If the media coverage was deplorable, “readers’ comments” in most cases were shocking beyond belief. Abysmal ignorance and bigotry at its worst surfaced here. It is very easy to spew venom under the cloak of anonymity that the web generously offers. Leading newspapers claim that they moderate readers’ comments – something that seemed to be totally missing in this case. Many Indian readers were full of choice expressions like Aussies being descendants of criminals, halfwits, drunkards and more. In this fury, sane and rational comments were just drowned. Even worse, if a person of Indian origin in Australia attempted any sanity, he/she was quickly denounced as servile, dollar-hungry bootlicker or some such.

“Resident” bloggers in newspapers, some of them on the editorial staff, did not help much. One such blogger opened his post with five opinions from Indian-Australians stating that these events do not reflect racism. Then he quickly changed his tune to his ‘non-acceptance’ of these comments and proceeded to give his own take that the attacks are indeed racist. I questioned some of his assumptions giving examples from my personal experience – he did not respond. He did respond to another ‘rational’ opinion with the statement that the 5000 students who protested in Melbourne perceived it differently.
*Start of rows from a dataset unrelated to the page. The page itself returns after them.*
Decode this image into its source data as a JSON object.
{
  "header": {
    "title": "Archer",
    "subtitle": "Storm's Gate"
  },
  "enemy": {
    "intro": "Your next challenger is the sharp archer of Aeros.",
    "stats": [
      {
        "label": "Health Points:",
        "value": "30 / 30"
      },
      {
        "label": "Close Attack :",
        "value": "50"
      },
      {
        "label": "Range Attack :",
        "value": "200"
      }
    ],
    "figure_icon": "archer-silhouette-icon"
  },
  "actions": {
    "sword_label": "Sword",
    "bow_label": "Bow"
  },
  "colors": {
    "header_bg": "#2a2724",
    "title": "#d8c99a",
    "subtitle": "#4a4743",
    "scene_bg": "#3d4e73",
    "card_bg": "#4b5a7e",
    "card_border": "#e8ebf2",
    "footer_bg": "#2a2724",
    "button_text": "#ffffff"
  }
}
Aha! Therein lies the rub. The “5000” protesters blocked peak-hour traffic in the heart of the city, shouted slogans, swore at Australians passing-by (there is YouTube footage of this)… heritage property was damaged. The protesters naturally say that their ‘peaceful protest’ was hijacked by ‘others’. Did they expect it to be otherwise? The blogger ignored a very simple fact of life – individual psychology and perception differ greatly from mob psychology and perception. The mob had a preconceived notion that whatever was happening was purely racial. The leaders of the protest, despite having lived in Australia, did not wake up to the fact that protests here are very different from what they are in India.
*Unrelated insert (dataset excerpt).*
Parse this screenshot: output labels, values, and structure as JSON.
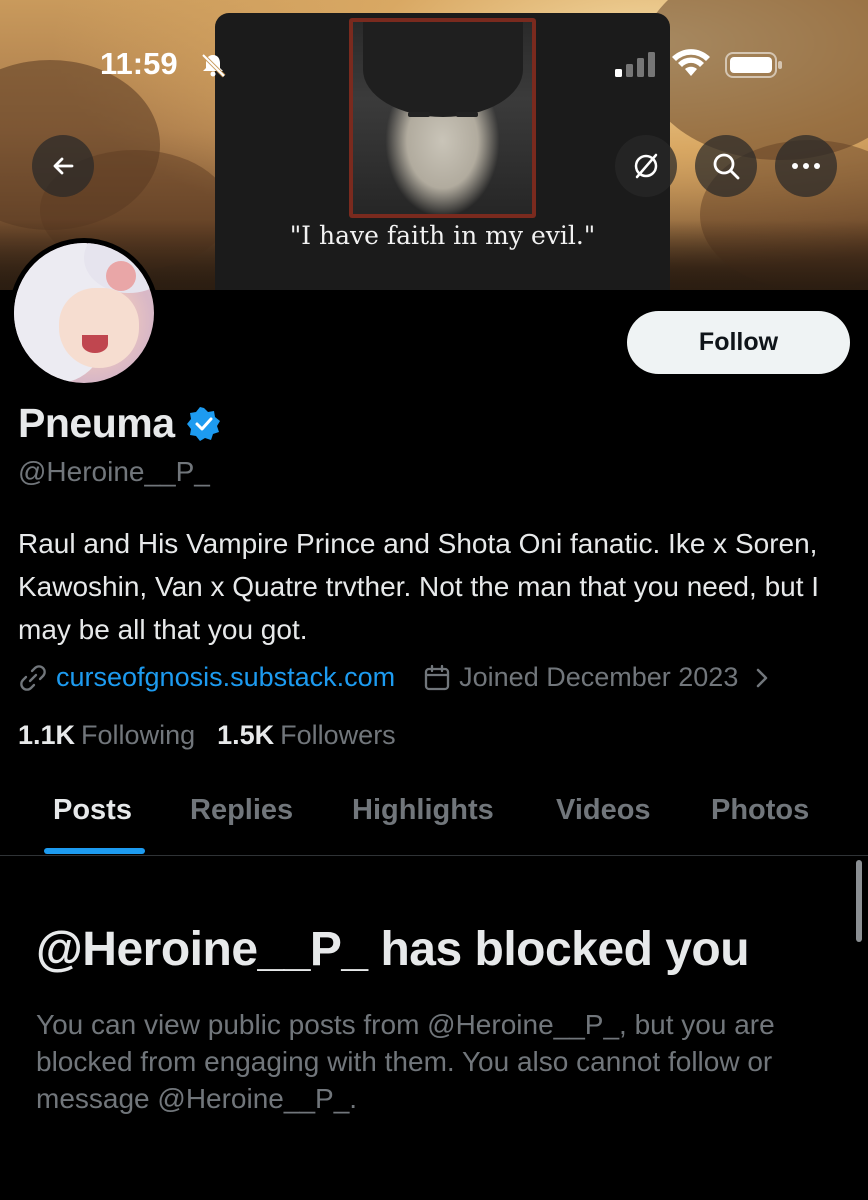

One reporter wrote a very telling article, titled "भय्ये - मुंबईचे आणि मेलबर्नचे"  (Bhaiyas – from Mumbai and from Melbourne) in a Marathi Daily. I for one, would not compare racism (real or alleged) elsewhere with parochialism or casteism in India (well, some time I may feel compelled to do so!). Still, the article did make a lot of sense. However, the reporter slipped on one vital point. The article was written before the two deaths had occurred. Yet the reporter wrote (loosely translated) : “Our kids are being beaten mercilessly – some dead bodies have reached India…”. I commented, asking him where he discovered the dead bodies. There was no reply. The folly of irresponsible journalism was compounded by the lack of will to correct oneself.
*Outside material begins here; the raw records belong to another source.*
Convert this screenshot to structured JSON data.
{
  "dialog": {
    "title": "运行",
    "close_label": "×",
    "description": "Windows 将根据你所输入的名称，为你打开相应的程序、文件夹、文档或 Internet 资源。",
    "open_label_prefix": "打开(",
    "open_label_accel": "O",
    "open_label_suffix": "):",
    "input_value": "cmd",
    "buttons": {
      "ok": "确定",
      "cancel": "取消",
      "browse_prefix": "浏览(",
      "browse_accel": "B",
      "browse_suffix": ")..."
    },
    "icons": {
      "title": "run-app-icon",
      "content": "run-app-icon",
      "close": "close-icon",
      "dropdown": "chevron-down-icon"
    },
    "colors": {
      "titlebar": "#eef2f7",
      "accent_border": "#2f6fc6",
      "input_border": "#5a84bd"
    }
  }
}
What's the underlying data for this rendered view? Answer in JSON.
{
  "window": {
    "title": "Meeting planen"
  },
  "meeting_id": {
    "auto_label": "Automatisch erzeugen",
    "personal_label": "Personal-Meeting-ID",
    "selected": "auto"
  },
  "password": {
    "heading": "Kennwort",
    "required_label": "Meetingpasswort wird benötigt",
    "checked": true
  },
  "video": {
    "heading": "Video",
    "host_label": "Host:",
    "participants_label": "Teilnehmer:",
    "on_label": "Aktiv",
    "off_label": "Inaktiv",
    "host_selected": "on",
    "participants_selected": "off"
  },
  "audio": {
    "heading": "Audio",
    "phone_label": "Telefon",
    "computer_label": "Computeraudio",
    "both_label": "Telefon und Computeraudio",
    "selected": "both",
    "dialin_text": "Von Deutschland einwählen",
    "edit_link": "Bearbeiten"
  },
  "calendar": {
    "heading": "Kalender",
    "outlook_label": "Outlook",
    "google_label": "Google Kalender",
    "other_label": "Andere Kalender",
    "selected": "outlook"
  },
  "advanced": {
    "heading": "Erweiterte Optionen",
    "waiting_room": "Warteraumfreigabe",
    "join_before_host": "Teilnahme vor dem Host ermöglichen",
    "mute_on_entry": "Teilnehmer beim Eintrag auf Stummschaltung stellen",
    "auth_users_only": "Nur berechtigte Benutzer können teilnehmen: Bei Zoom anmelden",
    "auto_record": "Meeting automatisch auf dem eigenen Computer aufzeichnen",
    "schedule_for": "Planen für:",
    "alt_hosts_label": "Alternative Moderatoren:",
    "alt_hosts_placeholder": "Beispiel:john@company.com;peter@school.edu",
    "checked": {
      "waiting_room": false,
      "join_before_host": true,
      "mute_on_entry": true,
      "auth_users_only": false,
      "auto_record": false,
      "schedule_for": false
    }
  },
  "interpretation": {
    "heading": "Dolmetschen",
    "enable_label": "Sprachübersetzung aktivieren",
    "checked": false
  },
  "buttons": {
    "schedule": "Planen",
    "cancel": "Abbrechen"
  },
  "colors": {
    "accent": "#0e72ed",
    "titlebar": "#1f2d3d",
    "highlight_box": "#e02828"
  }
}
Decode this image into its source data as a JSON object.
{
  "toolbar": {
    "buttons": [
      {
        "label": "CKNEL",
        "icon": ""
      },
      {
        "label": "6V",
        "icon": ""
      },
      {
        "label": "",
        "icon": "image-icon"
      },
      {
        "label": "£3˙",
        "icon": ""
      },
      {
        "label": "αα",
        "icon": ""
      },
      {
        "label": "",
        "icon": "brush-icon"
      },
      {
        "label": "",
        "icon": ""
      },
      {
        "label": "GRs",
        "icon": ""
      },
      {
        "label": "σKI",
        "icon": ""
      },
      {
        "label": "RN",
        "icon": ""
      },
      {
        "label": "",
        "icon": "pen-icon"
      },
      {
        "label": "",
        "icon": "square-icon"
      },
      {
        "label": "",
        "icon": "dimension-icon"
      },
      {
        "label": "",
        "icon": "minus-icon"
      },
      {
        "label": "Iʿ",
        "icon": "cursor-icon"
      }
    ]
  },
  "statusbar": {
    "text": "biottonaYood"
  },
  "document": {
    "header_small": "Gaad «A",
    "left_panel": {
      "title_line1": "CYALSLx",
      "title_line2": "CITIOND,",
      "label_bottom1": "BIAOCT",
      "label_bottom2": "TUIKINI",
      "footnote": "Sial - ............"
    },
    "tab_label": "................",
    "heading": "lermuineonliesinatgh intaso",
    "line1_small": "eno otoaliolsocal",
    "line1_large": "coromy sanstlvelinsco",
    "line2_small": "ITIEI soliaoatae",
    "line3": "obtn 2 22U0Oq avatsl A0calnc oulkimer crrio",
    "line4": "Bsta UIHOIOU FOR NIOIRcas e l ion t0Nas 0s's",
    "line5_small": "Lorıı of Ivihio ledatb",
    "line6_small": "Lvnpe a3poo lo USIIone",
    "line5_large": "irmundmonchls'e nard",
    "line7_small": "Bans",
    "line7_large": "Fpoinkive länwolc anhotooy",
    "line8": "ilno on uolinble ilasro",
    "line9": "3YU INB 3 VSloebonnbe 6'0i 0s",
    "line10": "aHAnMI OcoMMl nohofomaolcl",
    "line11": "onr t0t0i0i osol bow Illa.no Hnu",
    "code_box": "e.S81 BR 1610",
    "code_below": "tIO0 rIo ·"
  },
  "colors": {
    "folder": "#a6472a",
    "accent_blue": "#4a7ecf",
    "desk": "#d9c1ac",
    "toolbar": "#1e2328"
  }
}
Finally, I must say something about the reaction on social networking sites. I took part in discussions on at least three ‘communities’ on Orkut. I emerged with a feeling of having banged my head against a stone wall. Once again, pure vitriol against NRIs, stereotyping of NRIs as selfish, snobbish, dollar-hungry… it was the same story again. What is even more painful is that most of these ‘commentators’ have been furiously pounding their keyboards, sitting in their homes built of walls of ignorance.

I am aware of the possibility that this post of mine would generate more questions than answers. In order to keep this post within reasonable limits, I shall just highlight some such questions with leads to my further discussion.

Some sample questions :
  • Do I mean to say that there is NO racism in Australia? Answer : There is NO place without racism. Perceptions can differ vastly from person to person.
  • Aren’t Australians descendants of criminals? This question can only arise out of monumental ignorance. The issue is really simple, all one needs is patience and willingness to understand some history.
  • Why do Indian youngsters go to Australia to study? This will reveal some very, very interesting facts.
  • What Australia really like? I shall give my take on this.
And many, many more.



  1. "Why do Indian youngsters go to Australia to study? This will reveal some very, very interesting facts."

    - keen on seeing the answer to that question! :P

  2. Lovely balanced post!,
    Came via Rakhee Ghelani's blog :-)